(App and web page records)
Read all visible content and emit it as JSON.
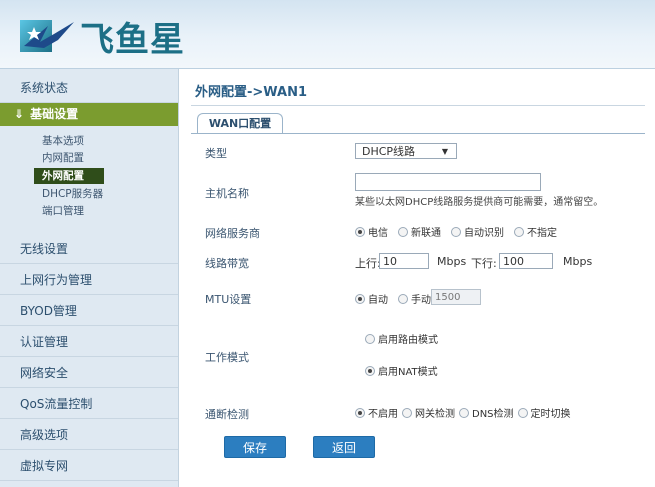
{
  "brand": {
    "name": "飞鱼星"
  },
  "sidebar": {
    "items_top": [
      {
        "label": "系统状态"
      }
    ],
    "group": {
      "label": "基础设置",
      "toggle_icon": "double-chevron-down-icon"
    },
    "subitems": [
      {
        "label": "基本选项"
      },
      {
        "label": "内网配置"
      },
      {
        "label": "外网配置",
        "active": true
      },
      {
        "label": "DHCP服务器"
      },
      {
        "label": "端口管理"
      }
    ],
    "items_bottom": [
      {
        "label": "无线设置"
      },
      {
        "label": "上网行为管理"
      },
      {
        "label": "BYOD管理"
      },
      {
        "label": "认证管理"
      },
      {
        "label": "网络安全"
      },
      {
        "label": "QoS流量控制"
      },
      {
        "label": "高级选项"
      },
      {
        "label": "虚拟专网"
      }
    ]
  },
  "main": {
    "breadcrumb": "外网配置->WAN1",
    "tab": "WAN口配置",
    "fields": {
      "type": {
        "label": "类型",
        "value": "DHCP线路"
      },
      "hostname": {
        "label": "主机名称",
        "value": "",
        "hint": "某些以太网DHCP线路服务提供商可能需要，通常留空。"
      },
      "isp": {
        "label": "网络服务商",
        "options": [
          "电信",
          "新联通",
          "自动识别",
          "不指定"
        ],
        "selected": "电信"
      },
      "bandwidth": {
        "label": "线路带宽",
        "up_label": "上行:",
        "up_value": "10",
        "up_unit": "Mbps",
        "down_label": "下行:",
        "down_value": "100",
        "down_unit": "Mbps"
      },
      "mtu": {
        "label": "MTU设置",
        "options": [
          "自动",
          "手动"
        ],
        "selected": "自动",
        "value": "1500"
      },
      "mode": {
        "label": "工作模式",
        "options": [
          "启用路由模式",
          "启用NAT模式"
        ],
        "selected": "启用NAT模式"
      },
      "detect": {
        "label": "通断检测",
        "options": [
          "不启用",
          "网关检测",
          "DNS检测",
          "定时切换"
        ],
        "selected": "不启用"
      }
    },
    "buttons": {
      "save": "保存",
      "back": "返回"
    }
  },
  "colors": {
    "accent_green": "#7b9c2f",
    "active_item": "#2f4d1a",
    "button_blue": "#2c7ec0",
    "sidebar_bg": "#dfe9f2"
  }
}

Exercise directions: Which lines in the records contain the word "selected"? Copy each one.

Finished task:
        "selected": "电信"
        "selected": "自动",
        "selected": "启用NAT模式"
        "selected": "不启用"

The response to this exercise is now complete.